The author:

Branden Raczkowski|👏9|474

March 1, 2021

The Burden of EHS Management
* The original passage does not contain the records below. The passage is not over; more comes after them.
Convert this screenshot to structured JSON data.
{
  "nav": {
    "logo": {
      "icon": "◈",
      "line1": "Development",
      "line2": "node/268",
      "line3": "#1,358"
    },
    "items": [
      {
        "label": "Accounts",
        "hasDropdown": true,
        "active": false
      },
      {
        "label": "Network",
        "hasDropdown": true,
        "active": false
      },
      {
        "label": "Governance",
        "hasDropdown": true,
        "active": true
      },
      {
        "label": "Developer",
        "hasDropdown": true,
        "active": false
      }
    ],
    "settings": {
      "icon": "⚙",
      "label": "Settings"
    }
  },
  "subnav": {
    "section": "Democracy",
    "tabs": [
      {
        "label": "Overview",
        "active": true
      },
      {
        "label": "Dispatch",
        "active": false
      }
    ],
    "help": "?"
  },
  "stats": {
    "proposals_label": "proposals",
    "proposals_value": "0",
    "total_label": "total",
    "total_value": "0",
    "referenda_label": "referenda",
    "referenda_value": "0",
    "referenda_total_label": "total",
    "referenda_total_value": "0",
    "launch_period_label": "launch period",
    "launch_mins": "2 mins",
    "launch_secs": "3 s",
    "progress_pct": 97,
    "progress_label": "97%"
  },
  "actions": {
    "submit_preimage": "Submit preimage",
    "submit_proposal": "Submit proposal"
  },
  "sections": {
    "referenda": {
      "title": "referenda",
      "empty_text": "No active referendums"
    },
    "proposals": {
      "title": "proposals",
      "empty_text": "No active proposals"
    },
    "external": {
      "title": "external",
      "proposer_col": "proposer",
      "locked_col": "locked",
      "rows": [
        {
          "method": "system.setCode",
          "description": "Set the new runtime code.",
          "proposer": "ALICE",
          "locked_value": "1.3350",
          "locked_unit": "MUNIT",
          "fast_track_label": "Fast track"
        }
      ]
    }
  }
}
I may be a newcomer here, but I'm not new to Safety. I've been in this field close to 10 years and by accident at that. When i graduated from college with my Bachelor's in Biological Sciences, I never gave even the slightest thought of what I'd be doing with that degree. Fast forward after a year of unemployment, and I got my foot in the door with an alternative energy company in charge of their environmental health and safety compliance. While my first position was mostly clerical and administrative, I learned bits and pieces of the EHS program, and received 4 years of on-the-job experience before moving on to manufacturing; where i spent the next 6 years. In ten years, there's been many highs and lows; and while I can't say for certain where my career will take me, I wanted to take a second to highlight one of the biggest frustrations I have with the field. The job of ensuring the safety of employees in the workforce has become one of the most delicate dances out of any career I've held a position in. Especially when you're an army of one. On one hand, you're tasked with holding employees accountable to safety rules - which they often don't want to do. On the other hand, you're also tasked with holding fellow management peers/superiors accountable for decisions which impact the safety of employees. The latter is easily the harder of the two responsibilities. Even with companies who preach "Safety First" profitability is the number one concern - after all, businesses have to make money in order to exist. While I could drag this point out, I'll leave it open ended with the intention of providing some individual case studies later on in the platform. For those looking to enter the field, be mindful that despite your best calculated safety decisions - safety initiatives will often get crushed by higher authorities within the company due to: Cost, difficulty of implementation, or some other business concern. Don't let it get you down, it's the profession - not you. Some days will be harder than others, but at the end of the day it's worth it, because your efforts will make a lasting impact on the lives of those you interact with.